• **What the task requires**
Would you please copy every line from the records that contains the word "JSON"?

(Beginning of Records)

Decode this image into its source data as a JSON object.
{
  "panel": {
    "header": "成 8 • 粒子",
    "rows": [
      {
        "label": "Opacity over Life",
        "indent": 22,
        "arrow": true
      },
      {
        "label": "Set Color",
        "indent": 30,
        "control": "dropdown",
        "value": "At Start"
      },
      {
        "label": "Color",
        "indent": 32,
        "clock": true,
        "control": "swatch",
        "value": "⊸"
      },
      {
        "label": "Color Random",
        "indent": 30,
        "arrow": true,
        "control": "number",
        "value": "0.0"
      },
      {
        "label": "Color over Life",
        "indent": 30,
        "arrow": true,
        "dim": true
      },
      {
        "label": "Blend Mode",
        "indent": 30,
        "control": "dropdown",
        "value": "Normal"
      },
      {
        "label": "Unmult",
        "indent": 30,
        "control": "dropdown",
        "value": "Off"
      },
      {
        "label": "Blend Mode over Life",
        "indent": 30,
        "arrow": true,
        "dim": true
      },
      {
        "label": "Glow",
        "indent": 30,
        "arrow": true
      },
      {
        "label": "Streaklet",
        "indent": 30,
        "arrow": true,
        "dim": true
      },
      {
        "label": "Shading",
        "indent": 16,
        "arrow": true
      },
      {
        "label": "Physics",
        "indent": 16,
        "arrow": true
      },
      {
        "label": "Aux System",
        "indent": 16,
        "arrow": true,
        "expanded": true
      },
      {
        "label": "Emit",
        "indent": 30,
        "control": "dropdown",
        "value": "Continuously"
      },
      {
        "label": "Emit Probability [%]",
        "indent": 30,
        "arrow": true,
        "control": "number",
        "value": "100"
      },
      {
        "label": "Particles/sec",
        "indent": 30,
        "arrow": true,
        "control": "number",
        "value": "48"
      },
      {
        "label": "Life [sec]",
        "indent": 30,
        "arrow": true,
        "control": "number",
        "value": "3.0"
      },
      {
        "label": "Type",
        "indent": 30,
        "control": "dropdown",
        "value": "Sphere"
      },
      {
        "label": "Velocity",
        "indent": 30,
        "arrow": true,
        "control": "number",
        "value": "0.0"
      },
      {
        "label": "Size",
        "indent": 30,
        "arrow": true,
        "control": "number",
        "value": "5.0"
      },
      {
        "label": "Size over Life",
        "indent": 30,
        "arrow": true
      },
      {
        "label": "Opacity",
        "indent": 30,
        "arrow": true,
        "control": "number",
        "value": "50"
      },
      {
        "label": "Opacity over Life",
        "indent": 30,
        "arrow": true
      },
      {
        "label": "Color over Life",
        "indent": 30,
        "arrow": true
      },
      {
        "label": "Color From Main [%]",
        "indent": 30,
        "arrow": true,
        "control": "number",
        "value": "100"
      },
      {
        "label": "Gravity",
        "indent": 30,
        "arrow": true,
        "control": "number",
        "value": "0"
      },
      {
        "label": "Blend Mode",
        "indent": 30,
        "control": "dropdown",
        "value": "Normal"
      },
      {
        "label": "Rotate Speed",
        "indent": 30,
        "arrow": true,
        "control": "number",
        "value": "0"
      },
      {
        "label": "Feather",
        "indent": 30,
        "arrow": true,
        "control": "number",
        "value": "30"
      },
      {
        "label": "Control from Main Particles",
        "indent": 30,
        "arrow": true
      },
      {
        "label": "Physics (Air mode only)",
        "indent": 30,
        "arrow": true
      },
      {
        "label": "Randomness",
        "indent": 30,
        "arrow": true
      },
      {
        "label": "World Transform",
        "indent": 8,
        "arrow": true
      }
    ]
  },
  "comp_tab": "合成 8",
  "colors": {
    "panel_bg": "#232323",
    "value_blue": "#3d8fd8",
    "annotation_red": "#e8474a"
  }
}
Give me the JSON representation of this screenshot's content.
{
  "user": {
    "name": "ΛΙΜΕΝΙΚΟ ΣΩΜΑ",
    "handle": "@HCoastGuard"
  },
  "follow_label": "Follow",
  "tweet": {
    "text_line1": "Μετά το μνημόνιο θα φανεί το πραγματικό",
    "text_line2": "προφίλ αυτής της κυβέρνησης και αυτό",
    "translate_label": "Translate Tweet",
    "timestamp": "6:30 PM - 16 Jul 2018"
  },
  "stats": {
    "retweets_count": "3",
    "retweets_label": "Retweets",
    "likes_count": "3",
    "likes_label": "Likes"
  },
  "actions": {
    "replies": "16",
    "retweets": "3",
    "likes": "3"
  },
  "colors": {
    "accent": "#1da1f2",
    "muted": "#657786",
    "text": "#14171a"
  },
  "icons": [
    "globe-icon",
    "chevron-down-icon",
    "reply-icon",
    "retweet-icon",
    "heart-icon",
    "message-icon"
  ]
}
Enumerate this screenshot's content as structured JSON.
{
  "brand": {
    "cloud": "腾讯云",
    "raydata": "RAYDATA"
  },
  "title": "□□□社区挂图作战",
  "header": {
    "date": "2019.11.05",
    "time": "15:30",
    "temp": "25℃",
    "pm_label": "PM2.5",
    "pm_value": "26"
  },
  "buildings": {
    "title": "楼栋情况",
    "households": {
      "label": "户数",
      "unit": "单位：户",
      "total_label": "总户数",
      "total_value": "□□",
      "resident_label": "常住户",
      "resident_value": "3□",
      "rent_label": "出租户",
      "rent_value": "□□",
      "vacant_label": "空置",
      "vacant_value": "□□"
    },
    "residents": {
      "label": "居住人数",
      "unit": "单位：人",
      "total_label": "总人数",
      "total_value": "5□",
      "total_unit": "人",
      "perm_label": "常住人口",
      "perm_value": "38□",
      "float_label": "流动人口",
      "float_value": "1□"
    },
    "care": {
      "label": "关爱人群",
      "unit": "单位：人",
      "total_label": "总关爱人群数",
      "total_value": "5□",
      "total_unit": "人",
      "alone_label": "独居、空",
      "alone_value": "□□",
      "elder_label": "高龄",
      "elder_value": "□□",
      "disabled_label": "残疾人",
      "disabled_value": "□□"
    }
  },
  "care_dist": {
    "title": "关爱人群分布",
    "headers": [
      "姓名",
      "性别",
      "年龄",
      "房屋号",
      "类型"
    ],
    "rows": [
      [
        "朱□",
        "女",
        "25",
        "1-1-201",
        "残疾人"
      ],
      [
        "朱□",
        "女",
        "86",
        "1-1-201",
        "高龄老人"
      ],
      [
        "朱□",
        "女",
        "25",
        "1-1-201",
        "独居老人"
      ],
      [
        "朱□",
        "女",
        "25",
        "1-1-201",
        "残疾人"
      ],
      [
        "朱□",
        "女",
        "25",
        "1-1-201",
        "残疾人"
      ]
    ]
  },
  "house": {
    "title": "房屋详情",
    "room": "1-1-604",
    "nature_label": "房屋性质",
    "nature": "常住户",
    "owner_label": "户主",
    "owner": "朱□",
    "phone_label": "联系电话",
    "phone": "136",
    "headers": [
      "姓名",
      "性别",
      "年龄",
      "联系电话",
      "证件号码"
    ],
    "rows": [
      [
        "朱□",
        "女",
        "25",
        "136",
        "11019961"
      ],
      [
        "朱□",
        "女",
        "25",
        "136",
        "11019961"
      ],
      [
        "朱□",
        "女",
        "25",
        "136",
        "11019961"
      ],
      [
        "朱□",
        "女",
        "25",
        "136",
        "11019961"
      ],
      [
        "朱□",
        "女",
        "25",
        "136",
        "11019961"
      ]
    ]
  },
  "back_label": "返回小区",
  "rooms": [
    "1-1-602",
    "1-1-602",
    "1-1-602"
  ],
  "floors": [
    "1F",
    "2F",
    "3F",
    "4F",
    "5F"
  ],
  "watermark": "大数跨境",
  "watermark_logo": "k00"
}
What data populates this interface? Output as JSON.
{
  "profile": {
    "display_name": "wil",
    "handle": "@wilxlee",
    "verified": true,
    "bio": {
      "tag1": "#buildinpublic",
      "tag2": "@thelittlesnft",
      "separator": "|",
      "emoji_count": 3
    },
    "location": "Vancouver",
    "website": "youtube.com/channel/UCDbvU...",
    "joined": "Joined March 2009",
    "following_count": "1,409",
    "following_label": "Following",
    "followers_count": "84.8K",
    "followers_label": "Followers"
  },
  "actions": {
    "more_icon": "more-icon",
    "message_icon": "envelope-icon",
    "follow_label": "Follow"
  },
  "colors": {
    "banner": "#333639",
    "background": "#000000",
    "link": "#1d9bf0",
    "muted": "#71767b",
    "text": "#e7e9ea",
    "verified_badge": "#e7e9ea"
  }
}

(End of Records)

• **Reply**
Decode this image into its source data as a JSON object.
Give me the JSON representation of this screenshot's content.
Enumerate this screenshot's content as structured JSON.
What data populates this interface? Output as JSON.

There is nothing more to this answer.